Springer Nature remains neutral with regard to jurisdictional claims in published maps and institutional affiliations.

Rights and permissions

Open Access This article is licensed under a Creative Commons Attribution 4.0 International License, which permits use, sharing, adaptation, distribution and reproduction in any medium or format, as long as you give appropriate credit to the original author(s) and the source, provide a link to the Creative Commons licence, and indicate if changes were made. The images or other third party material in this article are included in the article's Creative Commons licence, unless indicated otherwise in a credit line to the material. If material is not included in the article's Creative Commons licence and your intended use is not permitted by statutory regulation or exceeds the permitted use, you will need to obtain permission directly from the copyright holder. To view a copy of this licence, visit http://creativecommons.org/licenses/by/4.0/. The Creative Commons Public Domain Dedication waiver (http://creativecommons.org/publicdomain/zero/1.0/) applies to the data made available in this article, unless otherwise stated in a credit line to the data.

Reprints and Permissions

About this article

Verify currency and authenticity via CrossMark

Cite this article

Weprin, S.A., Meyer, D., Li, R. et al. Incidence and OR team awareness of “near-miss” and retained surgical sharps: a national survey on United States operating rooms. Patient Saf Surg 15, 14 (2021). https://doi.org/10.1186/s13037-021-00287-5

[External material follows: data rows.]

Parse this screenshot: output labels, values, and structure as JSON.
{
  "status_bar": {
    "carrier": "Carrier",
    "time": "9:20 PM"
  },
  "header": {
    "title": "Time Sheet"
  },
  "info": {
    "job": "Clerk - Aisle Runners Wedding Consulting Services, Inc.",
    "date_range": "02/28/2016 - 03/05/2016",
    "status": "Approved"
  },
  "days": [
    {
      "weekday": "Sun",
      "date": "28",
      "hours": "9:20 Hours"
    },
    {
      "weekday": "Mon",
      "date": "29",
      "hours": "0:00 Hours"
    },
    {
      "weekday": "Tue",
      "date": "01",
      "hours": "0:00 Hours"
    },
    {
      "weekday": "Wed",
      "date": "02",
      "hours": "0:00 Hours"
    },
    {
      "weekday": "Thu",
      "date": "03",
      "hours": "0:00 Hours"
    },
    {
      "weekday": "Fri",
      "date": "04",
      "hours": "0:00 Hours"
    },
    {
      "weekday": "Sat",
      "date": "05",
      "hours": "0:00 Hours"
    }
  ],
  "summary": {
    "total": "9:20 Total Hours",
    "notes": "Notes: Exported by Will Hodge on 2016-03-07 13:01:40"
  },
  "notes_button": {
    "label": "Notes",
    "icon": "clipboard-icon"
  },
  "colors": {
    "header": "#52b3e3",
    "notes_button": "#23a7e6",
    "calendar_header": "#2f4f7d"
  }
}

Download citation

Keywords

  • “Near-miss”
  • Retained surgical item
  • Foreign body
  • Lost needle
  • Surgical sharps